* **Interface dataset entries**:
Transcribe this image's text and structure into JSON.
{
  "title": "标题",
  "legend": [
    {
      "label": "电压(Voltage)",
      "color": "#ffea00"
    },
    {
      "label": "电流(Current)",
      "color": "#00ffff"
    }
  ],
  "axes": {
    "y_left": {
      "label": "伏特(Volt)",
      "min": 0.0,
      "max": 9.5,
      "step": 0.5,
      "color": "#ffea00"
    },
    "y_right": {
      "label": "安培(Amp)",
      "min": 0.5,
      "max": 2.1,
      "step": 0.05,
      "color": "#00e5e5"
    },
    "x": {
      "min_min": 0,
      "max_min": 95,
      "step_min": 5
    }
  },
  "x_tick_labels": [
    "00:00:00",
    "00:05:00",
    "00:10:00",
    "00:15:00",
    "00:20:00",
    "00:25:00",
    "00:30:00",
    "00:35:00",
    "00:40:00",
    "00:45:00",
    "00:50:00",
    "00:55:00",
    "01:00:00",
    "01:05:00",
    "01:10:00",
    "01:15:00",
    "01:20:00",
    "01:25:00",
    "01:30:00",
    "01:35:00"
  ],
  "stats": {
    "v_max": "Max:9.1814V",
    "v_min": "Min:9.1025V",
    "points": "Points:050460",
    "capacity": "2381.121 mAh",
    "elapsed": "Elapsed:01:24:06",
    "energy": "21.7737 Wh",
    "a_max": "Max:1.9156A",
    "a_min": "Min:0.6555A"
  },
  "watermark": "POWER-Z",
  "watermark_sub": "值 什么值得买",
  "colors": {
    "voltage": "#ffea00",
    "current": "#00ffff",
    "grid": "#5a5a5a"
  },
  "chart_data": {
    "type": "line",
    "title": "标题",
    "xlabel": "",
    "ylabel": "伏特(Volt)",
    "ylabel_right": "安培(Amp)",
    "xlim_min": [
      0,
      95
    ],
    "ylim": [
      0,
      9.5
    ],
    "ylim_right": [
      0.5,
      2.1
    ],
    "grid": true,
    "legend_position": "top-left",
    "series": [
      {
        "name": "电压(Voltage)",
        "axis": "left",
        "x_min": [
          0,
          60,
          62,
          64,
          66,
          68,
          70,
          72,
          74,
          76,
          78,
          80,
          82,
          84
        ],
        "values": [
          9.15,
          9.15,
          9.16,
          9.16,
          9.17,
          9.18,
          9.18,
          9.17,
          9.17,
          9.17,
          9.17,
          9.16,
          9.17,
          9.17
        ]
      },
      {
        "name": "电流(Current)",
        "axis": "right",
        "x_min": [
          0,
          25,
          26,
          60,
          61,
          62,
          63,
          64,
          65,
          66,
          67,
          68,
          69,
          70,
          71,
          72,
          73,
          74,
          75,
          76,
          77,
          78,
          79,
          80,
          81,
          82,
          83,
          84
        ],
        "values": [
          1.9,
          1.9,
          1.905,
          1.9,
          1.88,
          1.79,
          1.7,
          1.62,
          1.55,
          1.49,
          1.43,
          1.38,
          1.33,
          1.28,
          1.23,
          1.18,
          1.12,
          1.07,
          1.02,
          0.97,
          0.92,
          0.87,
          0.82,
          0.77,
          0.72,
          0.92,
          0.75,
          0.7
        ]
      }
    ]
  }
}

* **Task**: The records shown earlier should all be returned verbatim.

* **Solution**:
Transcribe this image's text and structure into JSON.
{
  "title": "标题",
  "legend": [
    {
      "label": "电压(Voltage)",
      "color": "#ffea00"
    },
    {
      "label": "电流(Current)",
      "color": "#00ffff"
    }
  ],
  "axes": {
    "y_left": {
      "label": "伏特(Volt)",
      "min": 0.0,
      "max": 9.5,
      "step": 0.5,
      "color": "#ffea00"
    },
    "y_right": {
      "label": "安培(Amp)",
      "min": 0.5,
      "max": 2.1,
      "step": 0.05,
      "color": "#00e5e5"
    },
    "x": {
      "min_min": 0,
      "max_min": 95,
      "step_min": 5
    }
  },
  "x_tick_labels": [
    "00:00:00",
    "00:05:00",
    "00:10:00",
    "00:15:00",
    "00:20:00",
    "00:25:00",
    "00:30:00",
    "00:35:00",
    "00:40:00",
    "00:45:00",
    "00:50:00",
    "00:55:00",
    "01:00:00",
    "01:05:00",
    "01:10:00",
    "01:15:00",
    "01:20:00",
    "01:25:00",
    "01:30:00",
    "01:35:00"
  ],
  "stats": {
    "v_max": "Max:9.1814V",
    "v_min": "Min:9.1025V",
    "points": "Points:050460",
    "capacity": "2381.121 mAh",
    "elapsed": "Elapsed:01:24:06",
    "energy": "21.7737 Wh",
    "a_max": "Max:1.9156A",
    "a_min": "Min:0.6555A"
  },
  "watermark": "POWER-Z",
  "watermark_sub": "值 什么值得买",
  "colors": {
    "voltage": "#ffea00",
    "current": "#00ffff",
    "grid": "#5a5a5a"
  },
  "chart_data": {
    "type": "line",
    "title": "标题",
    "xlabel": "",
    "ylabel": "伏特(Volt)",
    "ylabel_right": "安培(Amp)",
    "xlim_min": [
      0,
      95
    ],
    "ylim": [
      0,
      9.5
    ],
    "ylim_right": [
      0.5,
      2.1
    ],
    "grid": true,
    "legend_position": "top-left",
    "series": [
      {
        "name": "电压(Voltage)",
        "axis": "left",
        "x_min": [
          0,
          60,
          62,
          64,
          66,
          68,
          70,
          72,
          74,
          76,
          78,
          80,
          82,
          84
        ],
        "values": [
          9.15,
          9.15,
          9.16,
          9.16,
          9.17,
          9.18,
          9.18,
          9.17,
          9.17,
          9.17,
          9.17,
          9.16,
          9.17,
          9.17
        ]
      },
      {
        "name": "电流(Current)",
        "axis": "right",
        "x_min": [
          0,
          25,
          26,
          60,
          61,
          62,
          63,
          64,
          65,
          66,
          67,
          68,
          69,
          70,
          71,
          72,
          73,
          74,
          75,
          76,
          77,
          78,
          79,
          80,
          81,
          82,
          83,
          84
        ],
        "values": [
          1.9,
          1.9,
          1.905,
          1.9,
          1.88,
          1.79,
          1.7,
          1.62,
          1.55,
          1.49,
          1.43,
          1.38,
          1.33,
          1.28,
          1.23,
          1.18,
          1.12,
          1.07,
          1.02,
          0.97,
          0.92,
          0.87,
          0.82,
          0.77,
          0.72,
          0.92,
          0.75,
          0.7
        ]
      }
    ]
  }
}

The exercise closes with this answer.